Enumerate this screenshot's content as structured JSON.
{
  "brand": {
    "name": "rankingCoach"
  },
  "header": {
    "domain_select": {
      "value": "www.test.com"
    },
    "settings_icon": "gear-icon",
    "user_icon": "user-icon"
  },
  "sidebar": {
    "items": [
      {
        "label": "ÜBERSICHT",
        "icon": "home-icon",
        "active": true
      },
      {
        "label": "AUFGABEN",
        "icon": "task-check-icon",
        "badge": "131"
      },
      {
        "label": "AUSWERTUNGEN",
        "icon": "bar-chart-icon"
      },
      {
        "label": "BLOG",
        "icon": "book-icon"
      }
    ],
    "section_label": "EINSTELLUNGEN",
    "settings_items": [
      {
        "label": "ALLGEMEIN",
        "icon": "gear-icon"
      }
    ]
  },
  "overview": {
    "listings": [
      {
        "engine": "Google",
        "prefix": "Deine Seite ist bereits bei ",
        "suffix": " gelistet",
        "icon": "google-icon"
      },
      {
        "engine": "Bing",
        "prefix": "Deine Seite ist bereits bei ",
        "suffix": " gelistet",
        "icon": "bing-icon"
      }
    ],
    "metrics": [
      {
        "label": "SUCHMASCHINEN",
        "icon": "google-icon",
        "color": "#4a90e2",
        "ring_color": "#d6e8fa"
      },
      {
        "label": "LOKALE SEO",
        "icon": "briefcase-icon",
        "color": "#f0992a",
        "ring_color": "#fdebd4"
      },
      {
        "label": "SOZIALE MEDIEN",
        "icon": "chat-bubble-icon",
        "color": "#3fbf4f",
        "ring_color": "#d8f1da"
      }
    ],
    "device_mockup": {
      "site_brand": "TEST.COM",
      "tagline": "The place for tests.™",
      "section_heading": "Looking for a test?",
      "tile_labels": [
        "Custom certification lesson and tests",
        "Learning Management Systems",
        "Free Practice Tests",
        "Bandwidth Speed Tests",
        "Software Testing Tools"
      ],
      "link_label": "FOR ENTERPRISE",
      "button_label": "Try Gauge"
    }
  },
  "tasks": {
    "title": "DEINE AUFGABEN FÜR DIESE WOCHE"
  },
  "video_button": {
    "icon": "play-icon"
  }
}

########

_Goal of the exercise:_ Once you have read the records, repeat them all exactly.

_Exercise response:_
Enumerate this screenshot's content as structured JSON.
{
  "brand": {
    "name": "rankingCoach"
  },
  "header": {
    "domain_select": {
      "value": "www.test.com"
    },
    "settings_icon": "gear-icon",
    "user_icon": "user-icon"
  },
  "sidebar": {
    "items": [
      {
        "label": "ÜBERSICHT",
        "icon": "home-icon",
        "active": true
      },
      {
        "label": "AUFGABEN",
        "icon": "task-check-icon",
        "badge": "131"
      },
      {
        "label": "AUSWERTUNGEN",
        "icon": "bar-chart-icon"
      },
      {
        "label": "BLOG",
        "icon": "book-icon"
      }
    ],
    "section_label": "EINSTELLUNGEN",
    "settings_items": [
      {
        "label": "ALLGEMEIN",
        "icon": "gear-icon"
      }
    ]
  },
  "overview": {
    "listings": [
      {
        "engine": "Google",
        "prefix": "Deine Seite ist bereits bei ",
        "suffix": " gelistet",
        "icon": "google-icon"
      },
      {
        "engine": "Bing",
        "prefix": "Deine Seite ist bereits bei ",
        "suffix": " gelistet",
        "icon": "bing-icon"
      }
    ],
    "metrics": [
      {
        "label": "SUCHMASCHINEN",
        "icon": "google-icon",
        "color": "#4a90e2",
        "ring_color": "#d6e8fa"
      },
      {
        "label": "LOKALE SEO",
        "icon": "briefcase-icon",
        "color": "#f0992a",
        "ring_color": "#fdebd4"
      },
      {
        "label": "SOZIALE MEDIEN",
        "icon": "chat-bubble-icon",
        "color": "#3fbf4f",
        "ring_color": "#d8f1da"
      }
    ],
    "device_mockup": {
      "site_brand": "TEST.COM",
      "tagline": "The place for tests.™",
      "section_heading": "Looking for a test?",
      "tile_labels": [
        "Custom certification lesson and tests",
        "Learning Management Systems",
        "Free Practice Tests",
        "Bandwidth Speed Tests",
        "Software Testing Tools"
      ],
      "link_label": "FOR ENTERPRISE",
      "button_label": "Try Gauge"
    }
  },
  "tasks": {
    "title": "DEINE AUFGABEN FÜR DIESE WOCHE"
  },
  "video_button": {
    "icon": "play-icon"
  }
}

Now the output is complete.